In my White Paper, I would like to analyze racial profiling and the legality that comes with it. Racial profiling is a form of discrimination by which law enforcement uses a person’s race or ethnicity as the primary reason to suspect that the individual has broken the law. Racial profiling has become a practice that violates the fundamental principles of our constitution. It targets individuals who already seen to be minorities, and uses law enforcement to target them and bring them under investigation. This practice disproportionately alienates individuals in our society and has created a fear in a system of law enforcement that would suspect communities to automatically have violated the law.
Since September 11, 2001, racial programming has been an issue for many Muslim-Americans who have been placed under intense scrutiny since the attacks.
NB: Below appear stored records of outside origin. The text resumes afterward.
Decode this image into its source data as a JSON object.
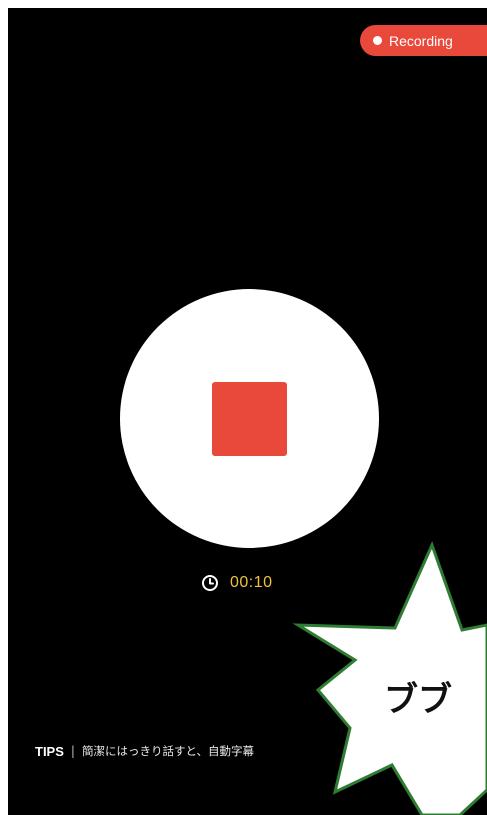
{
  "status_badge": {
    "label": "Recording",
    "color": "#e8493b"
  },
  "record_control": {
    "icon": "stop-icon",
    "stop_color": "#e8493b"
  },
  "timer": {
    "icon": "clock-icon",
    "elapsed": "00:10",
    "color": "#f2c13b"
  },
  "tips": {
    "label": "TIPS",
    "separator": "|",
    "text": "簡潔にはっきり話すと、自動字幕"
  },
  "overlay": {
    "shape": "star",
    "text": "ブブ",
    "fill": "#ffffff",
    "outline": "#2e7d32"
  }
}
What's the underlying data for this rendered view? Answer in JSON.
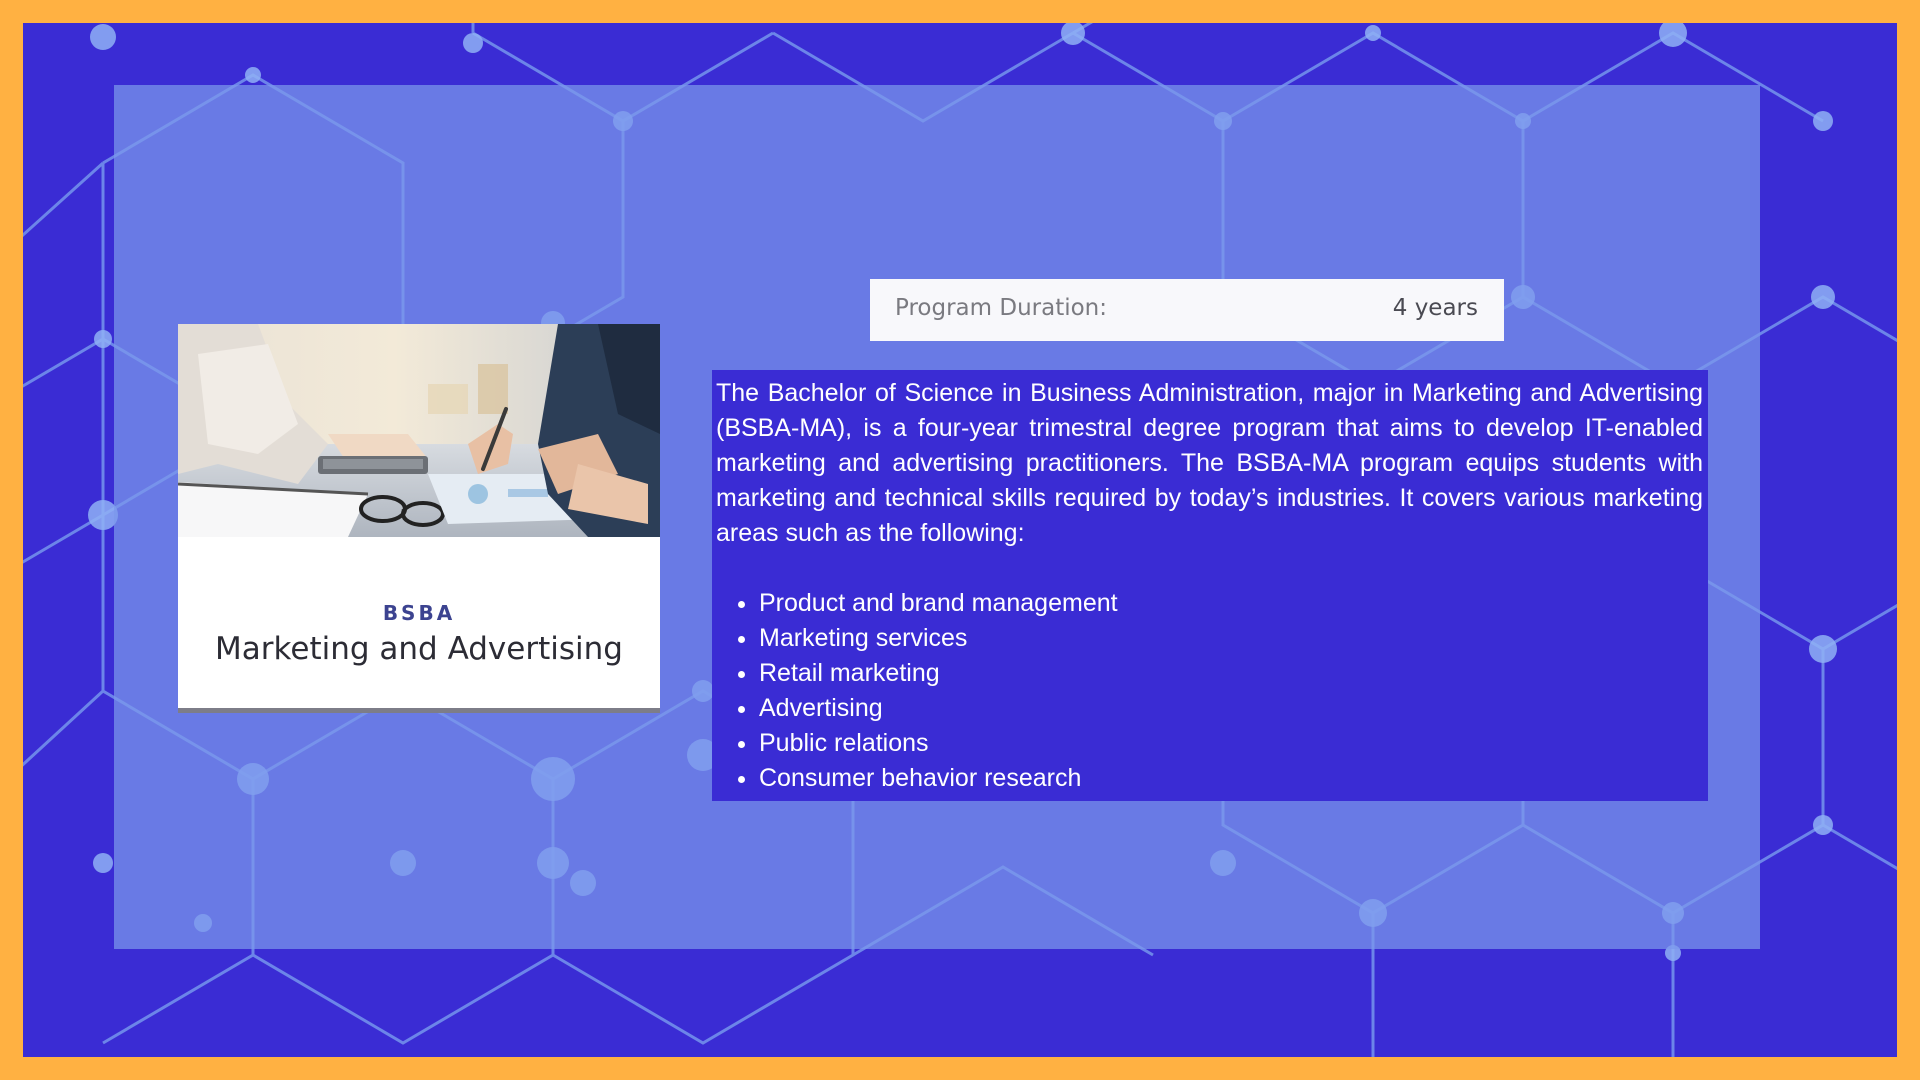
{
  "colors": {
    "border": "#ffb142",
    "background": "#3a2cd4",
    "panel": "#7c98ec",
    "text_box": "#3a2cd4",
    "card_tag": "#3c4390"
  },
  "card": {
    "image": "business-meeting-photo",
    "tag": "BSBA",
    "title": "Marketing and Advertising"
  },
  "duration": {
    "label": "Program Duration:",
    "value": "4 years"
  },
  "description": {
    "paragraph": "The Bachelor of Science in Business Administration, major in Marketing and Advertising (BSBA-MA), is a four-year trimestral degree program that aims to develop IT-enabled marketing and advertising practitioners. The BSBA-MA program equips students with marketing and technical skills required by today’s industries. It covers various marketing areas such as the following:",
    "areas": [
      "Product and brand management",
      "Marketing services",
      "Retail marketing",
      "Advertising",
      "Public relations",
      "Consumer behavior research"
    ]
  }
}
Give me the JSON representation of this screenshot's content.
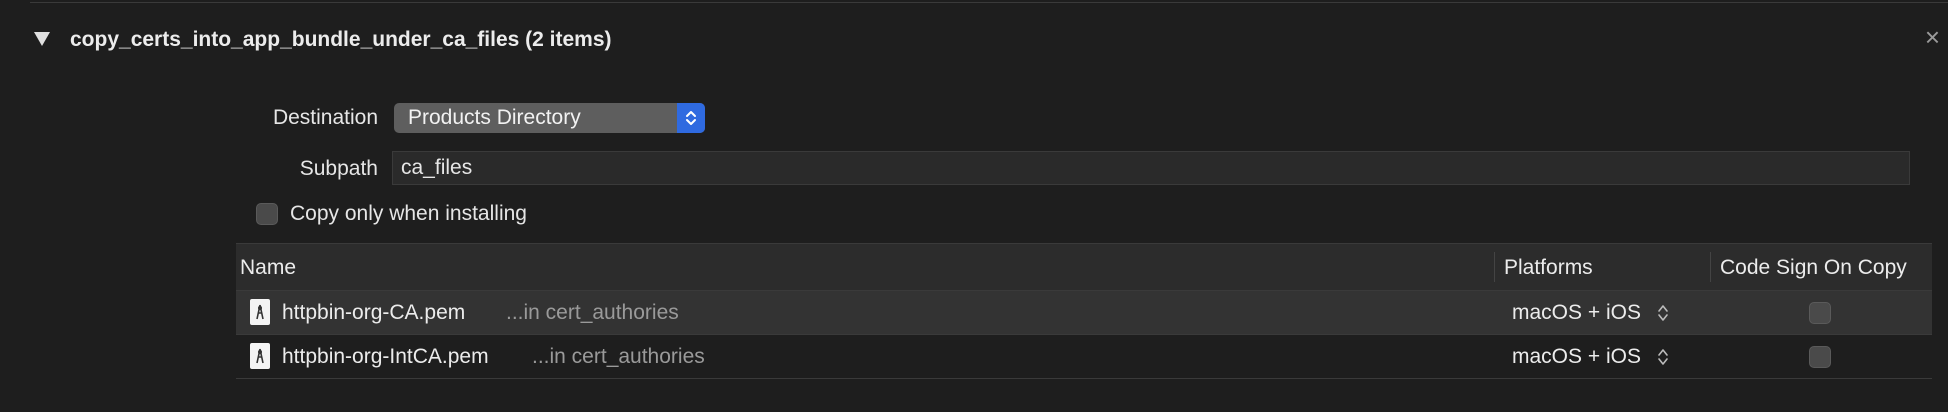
{
  "phase": {
    "title": "copy_certs_into_app_bundle_under_ca_files (2 items)",
    "close_glyph": "×"
  },
  "destination": {
    "label": "Destination",
    "value": "Products Directory"
  },
  "subpath": {
    "label": "Subpath",
    "value": "ca_files"
  },
  "copy_only_installing": {
    "label": "Copy only when installing",
    "checked": false
  },
  "table": {
    "headers": {
      "name": "Name",
      "platforms": "Platforms",
      "code_sign": "Code Sign On Copy"
    },
    "rows": [
      {
        "name": "httpbin-org-CA.pem",
        "location": "...in cert_authories",
        "platforms": "macOS + iOS",
        "code_sign": false,
        "icon": "certificate-file-icon"
      },
      {
        "name": "httpbin-org-IntCA.pem",
        "location": "...in cert_authories",
        "platforms": "macOS + iOS",
        "code_sign": false,
        "icon": "certificate-file-icon"
      }
    ]
  },
  "colors": {
    "background": "#1e1e1e",
    "accent": "#2f6ae0",
    "selected_row": "#333333"
  }
}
Stereotypes like “Driving While Black” also immerge from examples of racial profiling, and the same can be said for many other minority groups. This White Paper however would evaluate the profiling targeted on illegal immigrants in the United States. According to the New York Times, the federal government under the Obama administration has been increasing the number of raids performed in the US. These raids specifically target Latinos, usually migrant workers, and have led to the controversial enforcement of measures seen as distinct racial profiling. These laws added new state requirements, crimes and penalties related to enforcement of immigration laws and were to become effective on July 29, 2010. The National Conference of State Legislatures explain the bill:
“Before the laws could go into effect, the U.S. Department of Justice filed a lawsuit asking for an injunction against these laws arguing that they are unconstitutional. On July 28, Judge Bolton granted the request for injunction in part and enjoined those provisions related to state law officers determining immigration status during any lawful stop; the requirement to carry alien registration documents; the prohibition on applying for work if unauthorized; and permission for warrantless arrests if there is probable cause the offense would make the person is removable from the United States.”
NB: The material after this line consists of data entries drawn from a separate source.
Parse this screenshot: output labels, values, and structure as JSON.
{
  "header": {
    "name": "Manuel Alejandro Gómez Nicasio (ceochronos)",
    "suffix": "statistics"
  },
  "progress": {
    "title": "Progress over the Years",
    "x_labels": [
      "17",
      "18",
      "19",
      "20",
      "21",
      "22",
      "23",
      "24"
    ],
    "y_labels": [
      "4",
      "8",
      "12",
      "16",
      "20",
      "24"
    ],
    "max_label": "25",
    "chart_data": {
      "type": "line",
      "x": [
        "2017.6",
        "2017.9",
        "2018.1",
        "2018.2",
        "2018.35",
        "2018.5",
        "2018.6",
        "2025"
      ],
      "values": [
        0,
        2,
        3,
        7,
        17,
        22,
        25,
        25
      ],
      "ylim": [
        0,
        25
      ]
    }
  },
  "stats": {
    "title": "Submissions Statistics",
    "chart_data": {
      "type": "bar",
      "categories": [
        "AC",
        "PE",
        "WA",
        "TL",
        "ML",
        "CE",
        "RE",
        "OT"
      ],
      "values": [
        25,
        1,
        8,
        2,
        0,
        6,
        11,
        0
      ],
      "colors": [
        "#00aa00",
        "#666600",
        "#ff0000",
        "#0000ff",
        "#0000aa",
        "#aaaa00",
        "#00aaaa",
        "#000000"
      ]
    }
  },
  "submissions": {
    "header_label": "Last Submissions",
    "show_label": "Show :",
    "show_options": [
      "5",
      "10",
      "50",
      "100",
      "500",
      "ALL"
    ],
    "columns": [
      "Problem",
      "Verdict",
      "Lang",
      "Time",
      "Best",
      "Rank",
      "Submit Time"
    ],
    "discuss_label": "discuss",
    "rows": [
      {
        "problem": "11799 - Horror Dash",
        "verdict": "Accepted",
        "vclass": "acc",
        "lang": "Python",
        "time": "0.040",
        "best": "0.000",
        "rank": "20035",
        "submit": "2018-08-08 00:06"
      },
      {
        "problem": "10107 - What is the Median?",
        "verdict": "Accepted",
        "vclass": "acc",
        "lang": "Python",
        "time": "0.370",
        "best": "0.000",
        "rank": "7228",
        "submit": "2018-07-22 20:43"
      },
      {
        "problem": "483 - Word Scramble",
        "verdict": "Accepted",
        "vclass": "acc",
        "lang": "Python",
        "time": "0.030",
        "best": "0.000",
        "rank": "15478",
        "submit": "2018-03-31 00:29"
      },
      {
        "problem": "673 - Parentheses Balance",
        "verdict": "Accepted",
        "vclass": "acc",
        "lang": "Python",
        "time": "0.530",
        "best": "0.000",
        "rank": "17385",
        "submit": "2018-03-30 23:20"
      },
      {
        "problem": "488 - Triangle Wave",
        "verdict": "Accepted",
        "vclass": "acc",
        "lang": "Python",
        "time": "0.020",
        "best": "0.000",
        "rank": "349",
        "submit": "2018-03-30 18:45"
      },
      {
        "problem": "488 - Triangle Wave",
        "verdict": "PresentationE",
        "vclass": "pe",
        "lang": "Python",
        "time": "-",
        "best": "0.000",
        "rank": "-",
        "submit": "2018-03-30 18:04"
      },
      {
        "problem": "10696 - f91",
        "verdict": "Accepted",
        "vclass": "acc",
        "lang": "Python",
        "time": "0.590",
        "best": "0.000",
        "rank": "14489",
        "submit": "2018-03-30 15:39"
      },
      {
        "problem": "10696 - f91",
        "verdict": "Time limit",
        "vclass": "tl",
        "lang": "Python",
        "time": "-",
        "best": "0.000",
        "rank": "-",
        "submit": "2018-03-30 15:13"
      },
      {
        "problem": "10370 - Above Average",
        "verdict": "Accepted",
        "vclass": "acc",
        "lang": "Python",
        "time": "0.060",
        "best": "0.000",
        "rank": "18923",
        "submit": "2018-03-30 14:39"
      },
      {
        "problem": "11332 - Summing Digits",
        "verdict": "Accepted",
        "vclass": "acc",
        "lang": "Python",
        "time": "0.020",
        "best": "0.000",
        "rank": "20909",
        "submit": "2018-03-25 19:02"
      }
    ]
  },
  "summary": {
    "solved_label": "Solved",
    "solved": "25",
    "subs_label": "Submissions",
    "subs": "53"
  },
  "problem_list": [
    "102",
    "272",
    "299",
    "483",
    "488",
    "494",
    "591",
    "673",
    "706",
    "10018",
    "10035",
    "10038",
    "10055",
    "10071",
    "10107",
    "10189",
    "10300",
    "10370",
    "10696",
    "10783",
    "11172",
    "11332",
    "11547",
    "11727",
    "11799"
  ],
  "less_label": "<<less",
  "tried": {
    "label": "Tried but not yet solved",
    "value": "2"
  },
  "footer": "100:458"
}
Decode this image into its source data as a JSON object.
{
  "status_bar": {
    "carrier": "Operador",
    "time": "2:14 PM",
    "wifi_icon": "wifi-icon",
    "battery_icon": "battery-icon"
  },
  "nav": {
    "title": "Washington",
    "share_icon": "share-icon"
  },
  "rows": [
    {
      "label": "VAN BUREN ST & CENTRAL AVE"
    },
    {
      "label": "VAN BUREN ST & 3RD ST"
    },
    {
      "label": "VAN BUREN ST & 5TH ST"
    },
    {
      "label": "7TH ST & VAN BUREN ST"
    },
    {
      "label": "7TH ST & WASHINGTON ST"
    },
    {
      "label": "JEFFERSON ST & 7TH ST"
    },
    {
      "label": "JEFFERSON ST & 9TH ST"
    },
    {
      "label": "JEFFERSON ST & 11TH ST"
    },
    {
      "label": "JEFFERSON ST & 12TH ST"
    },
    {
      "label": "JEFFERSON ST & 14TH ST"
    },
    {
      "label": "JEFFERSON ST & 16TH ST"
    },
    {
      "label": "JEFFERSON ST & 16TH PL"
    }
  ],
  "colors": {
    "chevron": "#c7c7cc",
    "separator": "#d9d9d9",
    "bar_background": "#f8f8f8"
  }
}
Arizona business leaders and many community groups nationwide have made an effort to encourage a more tolerant climate for immigrants. Various boycotts of Arizona tourism, hotels, and businesses have been initiated and have cost the state upwards of $141 million. Whether or not the climate in Arizona is becoming more progressive, the passage of SB 1070 contained a chilling anti-immigrant subtext, and has had larger ramifications for the rest of the country.
This White Paper would be important to shed light on the alienated immigrant communities, and explore the created atmosphere of fear anti-immigrant rhetoric that has led to a dramatic increase in hate crimes against and racial profiling of Latinos. This unjustifiable practice remains a stain on American democracy and an insult to the promise of racial equality.